We usually went on holiday to France or Denmark. I remember very clearly, when I was five years old, we were staying in a chalet in France and there was a box of sugar cubes in this chalet. I’d never seen sugar cubes and I wanted to eat them. I wasn’t allowed so I ran away – for most of the day – I got quite far. When I was found and brought back I was allowed to eat them all. I also remember great big ice-creams in Tivoli Gardens, and these wonderful hotdogs with mustard in Denmark, and the Danish pastries in the mornings in the bakeries. I now reflect and realise this is all about food – I was born under a greedy star, what can I say?

Where would you most like to Get Caught Reading this summer & why?

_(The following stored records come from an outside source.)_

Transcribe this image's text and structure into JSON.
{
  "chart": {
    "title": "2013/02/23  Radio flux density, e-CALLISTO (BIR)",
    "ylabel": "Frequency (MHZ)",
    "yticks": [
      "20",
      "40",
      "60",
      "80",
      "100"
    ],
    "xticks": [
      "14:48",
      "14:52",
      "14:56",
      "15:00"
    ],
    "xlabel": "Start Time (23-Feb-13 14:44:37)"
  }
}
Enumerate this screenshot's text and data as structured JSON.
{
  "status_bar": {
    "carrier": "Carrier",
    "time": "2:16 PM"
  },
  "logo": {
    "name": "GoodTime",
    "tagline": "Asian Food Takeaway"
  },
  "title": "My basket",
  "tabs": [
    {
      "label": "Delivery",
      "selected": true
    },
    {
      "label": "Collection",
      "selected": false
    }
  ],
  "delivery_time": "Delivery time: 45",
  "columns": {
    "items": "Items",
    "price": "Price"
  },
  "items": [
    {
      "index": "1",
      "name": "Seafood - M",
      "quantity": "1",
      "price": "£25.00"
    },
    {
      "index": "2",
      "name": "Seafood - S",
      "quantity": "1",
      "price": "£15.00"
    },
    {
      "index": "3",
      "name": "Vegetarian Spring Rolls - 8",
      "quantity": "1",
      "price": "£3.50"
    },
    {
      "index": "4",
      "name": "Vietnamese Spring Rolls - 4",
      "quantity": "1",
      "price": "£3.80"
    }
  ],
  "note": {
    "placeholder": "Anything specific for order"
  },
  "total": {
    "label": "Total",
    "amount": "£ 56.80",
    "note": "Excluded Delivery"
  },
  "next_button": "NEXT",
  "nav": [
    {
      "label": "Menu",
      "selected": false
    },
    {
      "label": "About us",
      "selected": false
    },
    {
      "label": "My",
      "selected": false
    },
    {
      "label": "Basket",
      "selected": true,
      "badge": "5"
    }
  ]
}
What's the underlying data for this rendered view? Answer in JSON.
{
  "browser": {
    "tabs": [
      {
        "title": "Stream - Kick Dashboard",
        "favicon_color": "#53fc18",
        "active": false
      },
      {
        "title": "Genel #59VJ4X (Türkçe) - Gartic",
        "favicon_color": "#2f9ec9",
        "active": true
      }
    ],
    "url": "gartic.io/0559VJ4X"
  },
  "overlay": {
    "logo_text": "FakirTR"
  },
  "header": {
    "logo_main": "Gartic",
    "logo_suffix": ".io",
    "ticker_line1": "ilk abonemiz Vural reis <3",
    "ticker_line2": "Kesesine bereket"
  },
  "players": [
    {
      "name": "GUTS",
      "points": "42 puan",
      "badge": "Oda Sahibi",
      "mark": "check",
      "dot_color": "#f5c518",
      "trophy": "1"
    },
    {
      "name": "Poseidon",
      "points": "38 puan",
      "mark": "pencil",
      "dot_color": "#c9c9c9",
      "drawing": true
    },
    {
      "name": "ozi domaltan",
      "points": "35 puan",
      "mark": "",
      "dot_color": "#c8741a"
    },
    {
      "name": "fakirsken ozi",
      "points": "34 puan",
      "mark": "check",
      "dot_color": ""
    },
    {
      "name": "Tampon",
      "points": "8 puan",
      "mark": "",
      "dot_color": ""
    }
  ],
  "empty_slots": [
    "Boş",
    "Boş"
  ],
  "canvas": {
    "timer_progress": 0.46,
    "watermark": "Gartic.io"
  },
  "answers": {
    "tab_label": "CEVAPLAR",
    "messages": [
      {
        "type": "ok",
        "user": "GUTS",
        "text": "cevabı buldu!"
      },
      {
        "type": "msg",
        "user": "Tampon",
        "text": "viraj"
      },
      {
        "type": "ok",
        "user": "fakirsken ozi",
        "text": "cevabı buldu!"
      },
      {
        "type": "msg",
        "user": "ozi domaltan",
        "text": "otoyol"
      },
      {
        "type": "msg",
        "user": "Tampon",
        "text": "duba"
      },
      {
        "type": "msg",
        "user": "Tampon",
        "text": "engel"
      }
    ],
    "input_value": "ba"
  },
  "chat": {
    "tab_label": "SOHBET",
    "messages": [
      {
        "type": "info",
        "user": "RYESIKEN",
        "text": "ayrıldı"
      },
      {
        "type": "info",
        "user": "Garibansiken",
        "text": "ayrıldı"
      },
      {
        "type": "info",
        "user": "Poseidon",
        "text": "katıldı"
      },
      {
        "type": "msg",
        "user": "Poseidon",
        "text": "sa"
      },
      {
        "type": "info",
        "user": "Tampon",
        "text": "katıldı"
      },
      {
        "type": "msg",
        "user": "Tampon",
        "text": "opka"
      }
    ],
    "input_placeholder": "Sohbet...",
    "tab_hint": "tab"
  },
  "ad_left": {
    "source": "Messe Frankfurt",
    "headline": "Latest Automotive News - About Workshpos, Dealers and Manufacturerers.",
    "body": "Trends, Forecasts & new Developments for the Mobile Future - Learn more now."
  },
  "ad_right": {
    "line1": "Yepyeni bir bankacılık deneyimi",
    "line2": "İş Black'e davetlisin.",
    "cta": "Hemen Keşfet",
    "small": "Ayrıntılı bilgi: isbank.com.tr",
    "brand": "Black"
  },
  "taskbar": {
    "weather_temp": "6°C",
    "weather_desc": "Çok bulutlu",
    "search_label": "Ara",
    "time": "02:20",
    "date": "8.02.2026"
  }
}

I’d love to be in a hotel called Le Sirenuse in Positano – oh it’s so beautiful by the sea there and the lemons are huge and it’s no distance to Capri and you can watch out for mermaids. It’s the nicest hotel I’ve ever stayed in. Sadly, I’m not there now. Maybe next year. I’d have to sell an awful lot of books to achieve this, however, an awful lot. Best keep writing and wishing.

You create amazing characters in your books! Which one would you choose to spend summer with & why?

I would choose a seagull called Horatio. I like him very much, he’s a jolly chap, and I can imagine him landing by me on the beach for a chat and a bit of moral guidance (which might look a bit odd, but hey ho).

Reading is the ultimate escape! Which book ‘world’ would you escape to for summer & why?

Oh my goodness. The very first thought that springs into my mind is of the hot summer at the beginning of The Bell Jar. Not because it’s cheery! But because I’d love to talk to Sylvia Plath (I always read Esther as Sylvia) and get those free lunches and make up and have a driver take me through a time and place – New York then, imagine! And wear gloves and be proper and eat caviar and avocado and crabmeat. Then come home before she goes properly downhill. Oh, I would have loved to have spoken to Sylvia Plath right then and there. My second thought is the island in The Tempest. But I’d be up with Ariel, learning what the fairies know, not down with the mortals. I want to sleep inside flowers and ride on the bat’s back and learn magic and practice controlling the elements and get a bit better at it each day. What a lovely question.

Summer survival – name the three most essential things you take on holiday?

Sunblock. Imagination. Euros.

Summertime selfie – who would you have a selfie with this summer & why? (Fictional, historical, alive today)

Tom Hardy. Thanks. Is it true? May I? Good. I’ll hold you to this.

Summertime travel – train, plane, automobile or other?

Plane. I just like to get there. I like the bit when you get off the plane and are hit by the heat and the smell of a different country and you think holiday!

Inside or outside – best place to be creative in the summer? 

I can only write indoors. And I prefer writing when it’s raining, so I don’t feel I’m missing out on all the life going on outside. It’s pouring down in Exeter right now, so I am writing! Hurray! 

Stuck on permanent summer vacation? What three books would you choose to have with you?

This would change, but the mood I’m in at present it would be:

For Esme With Love and Squalor – Salinger (that would never change).

The Complete Poems of Anne Sexton

It would have to be the Complete Works of Shakespeare – as you could spend a lifetime on those words, couldn’t you? 

Thank you for participating – have a great summer!